A couple of months ago, my co-worker David came to me with a question. Our boss, Dan, wouldn't tell him his birthday. David asked if I could find it for him. I ended up finding it through a public-records search provider called PeopleFinders. It cost $10 to get our boss's birthday, address, phone numbers, previous residences, and relatives' names. (For about $40, I could have dug even deeper.) Dan was amazed and a little frightened when we brought up his birthday at lunch, sprinkling in references to the other data I bought. He confirmed that most of what PeopleFinders gave me was correct, but some of it was vague (e.g. phone numbers without an area code).
I split the cost of this inquiry with David, so I got a bit of amusement for five bucks. I'm a little unnerved about the promotional mail I get from PeopleFinders now, though. One recent campaign arrived, twice, with the following text:
Whether you meet them by the pool, at a ball game or even camping, the fascinating people that you encounter on vacation can be the highlight of your summer. With any new relationship, it is always better to be safe than sorry.
Comprehensive Background Checks feature information from 12 different databases and can bring you up to speed on anyone you meet this summer. Therefore, if you are going on vacation, make sure to purchase a Comprehensive Background Check from PeopleFinders.com.

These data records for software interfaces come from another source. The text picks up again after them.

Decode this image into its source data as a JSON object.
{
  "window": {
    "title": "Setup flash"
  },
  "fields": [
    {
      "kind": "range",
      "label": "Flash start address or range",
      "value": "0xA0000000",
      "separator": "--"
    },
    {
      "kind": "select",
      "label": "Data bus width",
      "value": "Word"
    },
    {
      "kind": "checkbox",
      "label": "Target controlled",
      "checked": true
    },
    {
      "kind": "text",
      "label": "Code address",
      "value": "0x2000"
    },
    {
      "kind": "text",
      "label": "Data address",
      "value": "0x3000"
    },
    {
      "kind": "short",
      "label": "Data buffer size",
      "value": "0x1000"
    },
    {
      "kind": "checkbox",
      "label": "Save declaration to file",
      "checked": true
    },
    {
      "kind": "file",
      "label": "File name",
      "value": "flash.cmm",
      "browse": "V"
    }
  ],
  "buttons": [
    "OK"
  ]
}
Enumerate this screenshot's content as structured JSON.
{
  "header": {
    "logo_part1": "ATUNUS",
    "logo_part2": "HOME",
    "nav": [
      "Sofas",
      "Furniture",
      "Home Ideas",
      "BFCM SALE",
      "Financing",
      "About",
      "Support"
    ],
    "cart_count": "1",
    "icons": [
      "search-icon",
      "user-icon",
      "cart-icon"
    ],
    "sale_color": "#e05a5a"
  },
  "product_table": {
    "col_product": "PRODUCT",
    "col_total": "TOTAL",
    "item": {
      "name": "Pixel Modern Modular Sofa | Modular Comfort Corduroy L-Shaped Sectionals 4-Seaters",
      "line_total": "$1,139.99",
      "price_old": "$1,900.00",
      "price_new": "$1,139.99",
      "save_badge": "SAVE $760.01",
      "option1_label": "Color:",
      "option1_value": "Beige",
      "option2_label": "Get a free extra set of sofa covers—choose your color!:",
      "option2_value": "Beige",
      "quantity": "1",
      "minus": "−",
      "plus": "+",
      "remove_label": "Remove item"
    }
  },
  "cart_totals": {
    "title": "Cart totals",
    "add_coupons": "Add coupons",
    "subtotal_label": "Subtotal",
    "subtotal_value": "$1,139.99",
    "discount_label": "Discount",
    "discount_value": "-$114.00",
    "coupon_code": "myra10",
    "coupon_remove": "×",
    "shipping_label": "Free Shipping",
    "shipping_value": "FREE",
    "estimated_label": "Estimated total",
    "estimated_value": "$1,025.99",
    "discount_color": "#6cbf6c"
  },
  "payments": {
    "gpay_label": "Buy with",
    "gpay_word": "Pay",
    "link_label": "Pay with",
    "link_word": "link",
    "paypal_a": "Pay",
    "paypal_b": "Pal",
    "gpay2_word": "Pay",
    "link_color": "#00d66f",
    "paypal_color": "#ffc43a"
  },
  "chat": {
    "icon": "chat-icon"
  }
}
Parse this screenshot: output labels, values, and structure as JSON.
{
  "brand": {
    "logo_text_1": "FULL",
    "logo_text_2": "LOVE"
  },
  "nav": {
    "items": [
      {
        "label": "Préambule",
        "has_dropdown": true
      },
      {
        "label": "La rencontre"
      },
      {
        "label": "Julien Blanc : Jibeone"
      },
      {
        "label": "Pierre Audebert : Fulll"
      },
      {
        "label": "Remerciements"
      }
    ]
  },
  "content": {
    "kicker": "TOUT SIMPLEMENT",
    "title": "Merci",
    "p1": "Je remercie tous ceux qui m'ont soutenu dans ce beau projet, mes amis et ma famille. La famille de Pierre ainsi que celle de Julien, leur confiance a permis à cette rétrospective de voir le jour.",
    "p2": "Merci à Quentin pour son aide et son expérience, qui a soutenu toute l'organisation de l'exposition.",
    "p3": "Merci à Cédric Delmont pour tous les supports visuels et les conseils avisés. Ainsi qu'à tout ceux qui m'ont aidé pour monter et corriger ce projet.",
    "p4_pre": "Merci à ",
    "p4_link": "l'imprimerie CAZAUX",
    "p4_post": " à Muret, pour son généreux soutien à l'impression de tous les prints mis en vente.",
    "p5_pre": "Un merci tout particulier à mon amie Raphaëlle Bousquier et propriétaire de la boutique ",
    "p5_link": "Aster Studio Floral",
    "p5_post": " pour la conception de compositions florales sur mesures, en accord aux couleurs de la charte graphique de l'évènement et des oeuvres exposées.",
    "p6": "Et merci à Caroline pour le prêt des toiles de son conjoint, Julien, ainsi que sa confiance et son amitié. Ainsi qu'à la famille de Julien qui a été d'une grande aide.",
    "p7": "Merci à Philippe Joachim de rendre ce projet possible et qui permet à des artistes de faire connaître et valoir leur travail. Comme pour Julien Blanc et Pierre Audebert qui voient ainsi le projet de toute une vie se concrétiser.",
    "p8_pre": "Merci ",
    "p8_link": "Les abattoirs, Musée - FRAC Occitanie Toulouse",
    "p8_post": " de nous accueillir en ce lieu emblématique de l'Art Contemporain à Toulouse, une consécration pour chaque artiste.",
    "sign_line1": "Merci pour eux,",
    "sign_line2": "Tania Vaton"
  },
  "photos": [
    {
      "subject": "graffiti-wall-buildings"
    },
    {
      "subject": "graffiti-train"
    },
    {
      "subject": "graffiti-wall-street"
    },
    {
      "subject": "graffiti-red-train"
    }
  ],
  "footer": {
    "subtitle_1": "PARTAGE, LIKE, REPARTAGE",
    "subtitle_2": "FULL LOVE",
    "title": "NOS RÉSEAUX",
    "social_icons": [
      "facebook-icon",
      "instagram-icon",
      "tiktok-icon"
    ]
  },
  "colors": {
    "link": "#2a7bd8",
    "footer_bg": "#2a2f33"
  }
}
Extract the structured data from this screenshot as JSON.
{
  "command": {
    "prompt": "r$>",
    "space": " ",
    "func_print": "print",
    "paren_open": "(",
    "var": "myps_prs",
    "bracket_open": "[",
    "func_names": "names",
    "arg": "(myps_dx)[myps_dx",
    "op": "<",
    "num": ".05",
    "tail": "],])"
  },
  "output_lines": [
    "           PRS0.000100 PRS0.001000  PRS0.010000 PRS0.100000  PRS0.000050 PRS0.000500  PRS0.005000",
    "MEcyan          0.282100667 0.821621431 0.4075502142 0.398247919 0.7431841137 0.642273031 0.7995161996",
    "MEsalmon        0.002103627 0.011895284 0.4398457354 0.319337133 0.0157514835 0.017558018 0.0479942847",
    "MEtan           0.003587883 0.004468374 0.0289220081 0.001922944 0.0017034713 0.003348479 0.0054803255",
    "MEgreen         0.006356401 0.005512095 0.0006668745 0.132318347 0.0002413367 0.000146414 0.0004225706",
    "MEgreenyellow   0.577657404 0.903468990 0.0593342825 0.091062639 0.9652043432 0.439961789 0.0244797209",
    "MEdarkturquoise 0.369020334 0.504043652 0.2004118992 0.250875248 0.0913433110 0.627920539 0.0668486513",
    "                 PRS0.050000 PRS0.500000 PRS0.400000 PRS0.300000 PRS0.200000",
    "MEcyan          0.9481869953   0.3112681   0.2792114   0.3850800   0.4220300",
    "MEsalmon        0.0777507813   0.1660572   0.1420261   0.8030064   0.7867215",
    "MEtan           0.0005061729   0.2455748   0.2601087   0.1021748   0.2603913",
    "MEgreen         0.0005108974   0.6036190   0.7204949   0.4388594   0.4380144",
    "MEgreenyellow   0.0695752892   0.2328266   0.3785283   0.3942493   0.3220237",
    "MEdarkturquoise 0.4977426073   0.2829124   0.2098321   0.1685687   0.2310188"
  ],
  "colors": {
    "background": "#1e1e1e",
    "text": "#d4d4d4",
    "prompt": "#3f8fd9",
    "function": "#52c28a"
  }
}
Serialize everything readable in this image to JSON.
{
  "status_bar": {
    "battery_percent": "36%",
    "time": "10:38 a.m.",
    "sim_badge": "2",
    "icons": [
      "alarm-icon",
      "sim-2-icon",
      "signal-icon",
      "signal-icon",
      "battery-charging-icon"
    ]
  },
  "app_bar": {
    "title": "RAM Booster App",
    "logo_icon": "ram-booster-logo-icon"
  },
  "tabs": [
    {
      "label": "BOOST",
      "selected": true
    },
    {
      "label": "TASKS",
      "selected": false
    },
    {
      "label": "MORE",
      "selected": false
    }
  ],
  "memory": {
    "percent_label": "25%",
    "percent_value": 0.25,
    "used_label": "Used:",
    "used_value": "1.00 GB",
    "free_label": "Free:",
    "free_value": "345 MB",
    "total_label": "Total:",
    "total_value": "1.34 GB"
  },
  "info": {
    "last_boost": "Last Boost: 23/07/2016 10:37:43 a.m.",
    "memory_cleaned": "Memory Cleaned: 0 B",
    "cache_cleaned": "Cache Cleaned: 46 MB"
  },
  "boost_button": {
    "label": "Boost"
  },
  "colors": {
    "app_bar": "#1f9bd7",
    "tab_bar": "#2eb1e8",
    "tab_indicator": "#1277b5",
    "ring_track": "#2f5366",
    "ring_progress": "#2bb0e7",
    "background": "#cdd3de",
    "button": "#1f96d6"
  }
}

The ad is accompanied by three pictures of hot women, but as far as you or I know they are potential terrorists. If you know anyone who would purchase a comprehensive background check on everyone they meet, stay far, far away.